10. The same applies to Glasgow. A recent research of the British Amusement Catering Trade Association (BACTA) found that the city residents are losing more to the FOBTs than players in any other area in the UK with problem gambling costing the city more than £27 million annually. What measures should be taken in order for the city to see a reduction in gambling addiction rates?
Again, it is absolutely disingenuous to equate gambling spend with problem gambling. The two issues are not related and I think it damages the wider industry when some in the sector try to conflate them.
Money spent in Scotland’s 980 betting shops is not “lost” – it is recirculated back into the local and national economy through taxes, business rates, rent, staff salaries and support for racing through the compulsory levy. At a Scottish level, this funding is worth around £235 million – money which helps fund frontline public services, directly supports 5,000 employees and their families, stimulates the high street, and ensures the success of Scottish horse racing. Your pound goes a long way at the bookies.

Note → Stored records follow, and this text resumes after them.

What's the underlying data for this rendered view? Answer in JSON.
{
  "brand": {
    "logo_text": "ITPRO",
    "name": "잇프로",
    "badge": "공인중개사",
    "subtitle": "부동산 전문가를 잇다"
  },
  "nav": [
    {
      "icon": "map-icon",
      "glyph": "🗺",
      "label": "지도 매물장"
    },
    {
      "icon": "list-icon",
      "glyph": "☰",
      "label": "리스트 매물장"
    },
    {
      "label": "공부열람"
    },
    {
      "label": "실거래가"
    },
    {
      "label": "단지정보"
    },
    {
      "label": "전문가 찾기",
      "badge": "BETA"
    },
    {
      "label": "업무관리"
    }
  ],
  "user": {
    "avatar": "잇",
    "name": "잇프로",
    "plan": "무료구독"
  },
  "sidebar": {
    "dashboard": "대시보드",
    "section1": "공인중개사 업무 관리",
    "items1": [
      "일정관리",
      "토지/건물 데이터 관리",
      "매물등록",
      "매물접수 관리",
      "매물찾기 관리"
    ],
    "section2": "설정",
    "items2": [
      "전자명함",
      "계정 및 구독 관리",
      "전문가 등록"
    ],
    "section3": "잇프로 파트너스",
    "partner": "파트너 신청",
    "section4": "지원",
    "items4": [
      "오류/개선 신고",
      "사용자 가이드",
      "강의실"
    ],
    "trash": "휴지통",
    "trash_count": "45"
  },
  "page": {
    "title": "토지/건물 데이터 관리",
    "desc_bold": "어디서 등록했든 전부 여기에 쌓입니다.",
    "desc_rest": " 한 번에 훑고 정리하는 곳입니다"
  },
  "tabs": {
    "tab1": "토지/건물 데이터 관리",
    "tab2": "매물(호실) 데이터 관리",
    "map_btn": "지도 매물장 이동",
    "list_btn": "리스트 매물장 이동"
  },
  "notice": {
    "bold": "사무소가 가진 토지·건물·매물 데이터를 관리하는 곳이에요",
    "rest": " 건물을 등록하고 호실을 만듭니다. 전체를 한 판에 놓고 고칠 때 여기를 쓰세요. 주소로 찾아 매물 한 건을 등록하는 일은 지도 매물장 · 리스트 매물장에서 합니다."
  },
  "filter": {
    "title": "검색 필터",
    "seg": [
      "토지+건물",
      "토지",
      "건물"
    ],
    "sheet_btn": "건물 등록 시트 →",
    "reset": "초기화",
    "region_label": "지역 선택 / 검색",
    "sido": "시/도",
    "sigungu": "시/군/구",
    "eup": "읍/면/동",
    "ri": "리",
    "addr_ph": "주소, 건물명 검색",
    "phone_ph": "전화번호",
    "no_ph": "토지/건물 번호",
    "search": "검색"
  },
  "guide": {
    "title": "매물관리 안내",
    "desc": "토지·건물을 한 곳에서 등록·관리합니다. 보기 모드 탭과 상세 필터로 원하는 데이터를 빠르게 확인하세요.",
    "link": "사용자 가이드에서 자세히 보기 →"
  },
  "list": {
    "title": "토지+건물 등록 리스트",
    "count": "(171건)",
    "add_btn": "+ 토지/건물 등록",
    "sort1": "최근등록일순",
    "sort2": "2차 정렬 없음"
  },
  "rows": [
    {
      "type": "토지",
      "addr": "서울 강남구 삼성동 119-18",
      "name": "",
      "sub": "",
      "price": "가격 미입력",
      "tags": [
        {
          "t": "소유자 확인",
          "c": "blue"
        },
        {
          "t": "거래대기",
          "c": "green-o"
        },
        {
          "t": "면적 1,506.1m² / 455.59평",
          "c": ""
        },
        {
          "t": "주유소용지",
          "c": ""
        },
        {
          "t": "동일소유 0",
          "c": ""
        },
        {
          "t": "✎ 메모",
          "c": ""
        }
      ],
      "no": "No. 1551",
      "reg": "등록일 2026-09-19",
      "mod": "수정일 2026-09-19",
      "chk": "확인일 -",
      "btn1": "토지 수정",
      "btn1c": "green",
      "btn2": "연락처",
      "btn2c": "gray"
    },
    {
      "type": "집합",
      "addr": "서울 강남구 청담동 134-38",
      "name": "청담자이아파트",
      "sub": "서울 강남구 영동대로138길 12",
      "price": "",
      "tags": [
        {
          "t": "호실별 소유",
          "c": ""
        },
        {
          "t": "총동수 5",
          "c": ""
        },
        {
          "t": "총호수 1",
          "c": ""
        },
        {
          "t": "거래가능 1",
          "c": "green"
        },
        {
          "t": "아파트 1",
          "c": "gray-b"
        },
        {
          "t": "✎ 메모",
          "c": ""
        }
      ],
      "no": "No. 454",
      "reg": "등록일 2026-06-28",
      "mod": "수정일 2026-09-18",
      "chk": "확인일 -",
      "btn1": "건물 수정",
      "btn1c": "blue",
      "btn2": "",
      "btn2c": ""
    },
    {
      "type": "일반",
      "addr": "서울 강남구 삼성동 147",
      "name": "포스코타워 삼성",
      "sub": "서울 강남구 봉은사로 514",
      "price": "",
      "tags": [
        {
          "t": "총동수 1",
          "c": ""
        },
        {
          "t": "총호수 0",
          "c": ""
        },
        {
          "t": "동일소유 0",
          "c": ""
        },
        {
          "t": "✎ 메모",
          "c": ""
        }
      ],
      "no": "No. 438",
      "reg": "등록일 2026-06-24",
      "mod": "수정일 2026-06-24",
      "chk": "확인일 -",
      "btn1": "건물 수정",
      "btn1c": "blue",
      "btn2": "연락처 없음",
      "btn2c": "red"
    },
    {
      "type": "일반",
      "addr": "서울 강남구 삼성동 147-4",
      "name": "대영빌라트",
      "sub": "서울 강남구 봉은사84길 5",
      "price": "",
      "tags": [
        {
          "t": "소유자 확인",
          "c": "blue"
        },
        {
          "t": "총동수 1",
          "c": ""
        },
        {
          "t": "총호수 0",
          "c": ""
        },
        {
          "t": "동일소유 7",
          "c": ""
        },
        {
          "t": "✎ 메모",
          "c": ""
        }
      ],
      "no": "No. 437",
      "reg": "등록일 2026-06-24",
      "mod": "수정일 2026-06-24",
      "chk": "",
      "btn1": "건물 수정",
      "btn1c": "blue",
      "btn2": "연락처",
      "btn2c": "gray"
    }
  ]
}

In Glasgow, which has the largest number of betting shops in Scotland, betting shops employ almost 1,100 people and contribute around £50 million a year in taxes, salaries, levies and rental income. Studies also show that the vast majority of our customers combine their trips to the betting shop with visits to other local businesses. So, at a time when more and more people are shopping online and our high streets are littered with empty shops, betting shops provide an important stimulus for the wider retail sector.